The real answer probably lies somewhere between these two extremes of single storage mixing or piston now without mixing. as would be expected for solute transport through soiL Thesc processes can be simulated by including a series of mixing cells in the model, but the initial resident tracer concentrations of these ceUs are more difficult to specify as part of model optimisation.
Analysis of data from additional storm events and more refined modelling of the output tracer concentration signaLs may yield a bettcr insight.
6. ACKNOWLEDGEMENTS
Lindsay Rowe [Landcare Research, Lincoln] managed the f.eld sampling programme. Ross Woods [NIW A.
Christurch] designed the trough experiments measuring subsurface flow on the hillslopes. for
7. REFERENCES
Bidwell. V.J., Statespace mixing cell model of unsteady solute transport in unsaturated soil. iWODSIM 97
Intemational COllgress
011
Modelling and
Simulatioll. !lobar!, Tasmania.
811
Dec .. 1997.
Jakeman. A.J. and G.M. Hornberger. How much complexity is warranted in a rainfallrunoff model?
Water Resources Research 29(8).
26372649.
1993.
Stewart. M.K. and J.J. McDonnell. Modeling base flow soil water residence times from deuterium concentrations.
Water Resources Research.
27(10).26812693.1991.
Stewart. M.K. and L Rowe. Hillslope soil water flows at
Maimai: sources and flow times fr0m isotope measurements.
Journal oj Hydrology (New
Zealalld).
submitted. 1997.
Unnikrishna. P.V ..
J.J.
McDonnell and M.K. Stewart. Soil water isotopic residence time modelling. in
A10delling in Catchment System.s.
edited
S.T.
Trudgill, John Wiley and Sons Ltd. 1995.
Woods.
and
Rowe, The changing spatial variability of subsurface flow across a hillside.
Hydrology (New Zealalld) 35(1).
5186. 1996.
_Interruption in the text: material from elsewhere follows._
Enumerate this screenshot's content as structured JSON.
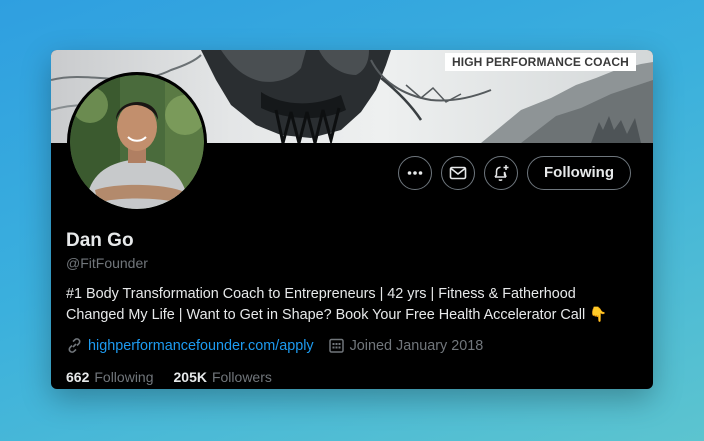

Young, P.c. and S. Benner. microCAPTAIN 2
Handbook,
User
first edition, Centre [or Research on
Environmental Systems. Lancaster University.
1991.
47